ECI Report Snapshot: The wisdom of one of Lafayette’s oldest subdivisions

by Christiaan Mader

Sterling Grove figures large in the Connector's history. It will also figure large in the Connector's legacy.

A beautification and redevelopment concept for Sterling Grove sketched by ECI designers Evangeline Corridor Initiative

[Editor's Note: The following is the fourth part in a series of distillations and analysis of reports published by LCG's Evangeline Corridor Initiative. An earlier version of this story incorrectly stated that Sterling Grove is the oldest subdivision in Lafayette. That distinction belongs to Mill's Addition. We regret the error.]

Not only is Sterling Grove one of Lafayette’s oldest subdivision, its residents are among the I-49 Connector’s oldest gadflies. Since the early 1990s, folks hailing from the majestic oaken streets east of the Thruway have lobbied to keep the Connector as far away from their historic homes as they could manage. The once, and likely present, residents of Lafayette’s first historic district succeeded in bending the Connector away from the Romanesque facade of St. Genevieve’s Catholic Church, playing a key role in shaping the geometry of the Connector’s current design.

For the purposes of the Evangeline Corridor Initiative’s federally funded studies, the dissents and desires of Sterling Grove’s current residents are collected along with those of locals to the nearby LaPlace and Simcoe neighborhoods, which don’t face exactly the same issues. Proximity to the Connector is an obvious and shared concern, but the report also points to standing complaints of widespread blight, crime, pervasive homelessness and noise — i.e. the rumbling of passing trains and their noxious horns —which affect each neighborhood in similar but evidently varying degrees.

LaPlace and Simcoe have not attracted much affluence by way of stately and historic homes, as has been the case in Sterling Grove. Those two neighborhoods want to redress concerns regarding the Connector similar to those communicated by Sterling Grove, but they lack the clout of federal historic protections granted to that neighborhood. The historic designation enabled residents of Sterling Grove to win considerations in the Connector’s original environmental documents and consequent preliminary designs of several years ago.

By and large, folks in all three neighborhoods feel left out of Lafayette's late twentieth century growth. Like residents of the other historic interior neighborhoods studied by ECI — McComb-Veazey, Downtown, Freetown/Port Rico — neighbors in Sterling Grove, La Place and Simcoe blame the Evangeline Thruway for disconnecting them from a Lafayette which sprawled southward and outward, in a microcosm of white flight.

However the Connector is built through the district — as an elevated or buried mainline — it appears that reconnecting with Downtown is a priority for residents in the area.

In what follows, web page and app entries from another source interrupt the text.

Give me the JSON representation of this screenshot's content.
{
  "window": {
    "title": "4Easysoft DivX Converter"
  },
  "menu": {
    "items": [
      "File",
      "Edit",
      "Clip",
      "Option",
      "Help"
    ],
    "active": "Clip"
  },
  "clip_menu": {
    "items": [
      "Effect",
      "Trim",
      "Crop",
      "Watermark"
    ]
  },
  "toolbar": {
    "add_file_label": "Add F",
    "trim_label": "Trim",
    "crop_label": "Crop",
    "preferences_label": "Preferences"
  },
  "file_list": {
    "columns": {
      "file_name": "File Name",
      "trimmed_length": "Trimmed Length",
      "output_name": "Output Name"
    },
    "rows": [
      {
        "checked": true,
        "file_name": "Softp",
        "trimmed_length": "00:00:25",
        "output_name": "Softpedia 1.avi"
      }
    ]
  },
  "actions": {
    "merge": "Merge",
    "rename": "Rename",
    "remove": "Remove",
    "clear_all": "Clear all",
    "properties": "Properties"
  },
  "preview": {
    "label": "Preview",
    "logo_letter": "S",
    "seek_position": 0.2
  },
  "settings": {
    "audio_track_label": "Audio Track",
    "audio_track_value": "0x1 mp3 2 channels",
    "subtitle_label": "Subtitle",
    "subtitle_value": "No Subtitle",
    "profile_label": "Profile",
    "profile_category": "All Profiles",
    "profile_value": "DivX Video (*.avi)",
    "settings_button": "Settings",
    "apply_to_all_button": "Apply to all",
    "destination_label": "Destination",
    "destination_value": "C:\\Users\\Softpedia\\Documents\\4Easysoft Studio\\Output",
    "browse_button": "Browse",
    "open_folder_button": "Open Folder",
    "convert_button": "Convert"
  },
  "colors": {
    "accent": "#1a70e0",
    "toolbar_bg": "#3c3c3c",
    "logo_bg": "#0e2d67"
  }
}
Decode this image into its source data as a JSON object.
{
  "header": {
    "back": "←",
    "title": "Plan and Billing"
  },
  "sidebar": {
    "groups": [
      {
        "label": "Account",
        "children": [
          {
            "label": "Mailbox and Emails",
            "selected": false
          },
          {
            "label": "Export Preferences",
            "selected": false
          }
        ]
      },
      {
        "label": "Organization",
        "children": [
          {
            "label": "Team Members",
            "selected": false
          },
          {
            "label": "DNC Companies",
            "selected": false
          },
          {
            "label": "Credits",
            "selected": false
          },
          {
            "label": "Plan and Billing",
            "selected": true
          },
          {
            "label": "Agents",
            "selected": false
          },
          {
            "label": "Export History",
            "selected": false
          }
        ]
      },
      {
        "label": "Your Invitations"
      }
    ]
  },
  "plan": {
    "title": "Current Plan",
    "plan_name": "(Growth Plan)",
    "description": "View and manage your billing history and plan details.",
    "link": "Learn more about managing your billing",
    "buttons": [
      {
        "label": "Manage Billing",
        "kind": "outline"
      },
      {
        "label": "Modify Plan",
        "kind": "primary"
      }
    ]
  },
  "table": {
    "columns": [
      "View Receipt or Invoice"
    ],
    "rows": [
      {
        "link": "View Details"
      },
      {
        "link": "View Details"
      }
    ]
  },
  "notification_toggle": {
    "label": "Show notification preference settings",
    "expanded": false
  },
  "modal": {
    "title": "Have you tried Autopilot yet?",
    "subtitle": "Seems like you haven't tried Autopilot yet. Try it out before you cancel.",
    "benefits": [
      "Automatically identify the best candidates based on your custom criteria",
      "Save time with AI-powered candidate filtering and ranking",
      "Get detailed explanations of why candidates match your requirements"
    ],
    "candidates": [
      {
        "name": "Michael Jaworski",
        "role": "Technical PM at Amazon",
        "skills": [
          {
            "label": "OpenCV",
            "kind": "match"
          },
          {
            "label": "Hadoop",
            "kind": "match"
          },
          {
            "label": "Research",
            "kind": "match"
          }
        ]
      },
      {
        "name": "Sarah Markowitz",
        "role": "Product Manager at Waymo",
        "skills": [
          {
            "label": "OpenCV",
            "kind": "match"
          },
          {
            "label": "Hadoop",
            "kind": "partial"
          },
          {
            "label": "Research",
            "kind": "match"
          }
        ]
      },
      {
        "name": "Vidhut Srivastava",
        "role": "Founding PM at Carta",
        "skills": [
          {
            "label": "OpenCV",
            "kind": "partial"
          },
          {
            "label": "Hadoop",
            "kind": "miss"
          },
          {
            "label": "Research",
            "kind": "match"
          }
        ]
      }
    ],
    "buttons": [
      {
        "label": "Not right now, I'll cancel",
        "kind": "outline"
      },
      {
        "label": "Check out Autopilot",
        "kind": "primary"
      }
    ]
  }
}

“If Downtown were more accessible, then a lot of the challenges would be eliminated,” the report says of area accessibility. An upcoming re-striping of a stretch of West Congress Street will connect La Place to Downtown with bike lanes, crosswalks and reduced traffic speeds. That’s a development yet threatened by the Connector’s eventual design.

Of particular note here is poor access to essential services like urgent care clinics or hospitals, pharmacies, grocery stores and money. While not explicit, the report alludes to at least anecdotal cases of redlining in the three neighborhood district— an illegal practice in which banks refuse loans in poverty stricken neighborhoods, usually populated with minorities. That perception comports with the crushing investment malaise reported throughout the studied Corridor.

That cycle of disinvestment could be largely tangential to issues raised by the Connector’s construction. Why urban, historic city centers suffer the way that they do is a complicated topic not limited to infrastructural racism. Yet the report reveals a sense that the interstate’s structure could mitigate or make worse the economic prospects in that area.

Residents want commercial activity, but they don’t want the big box retail, gas stations and hotels typically associated with interstate zones. They want what they perceive to be the privileged bounty of the other side of the Thruway — wine bars, cafés and farmers markets. That’s a familiar refrain. Once again, as in McComb-Veazey and Freetown, folks in Sterling Grove perceive themselves on the wrong side of the tracks.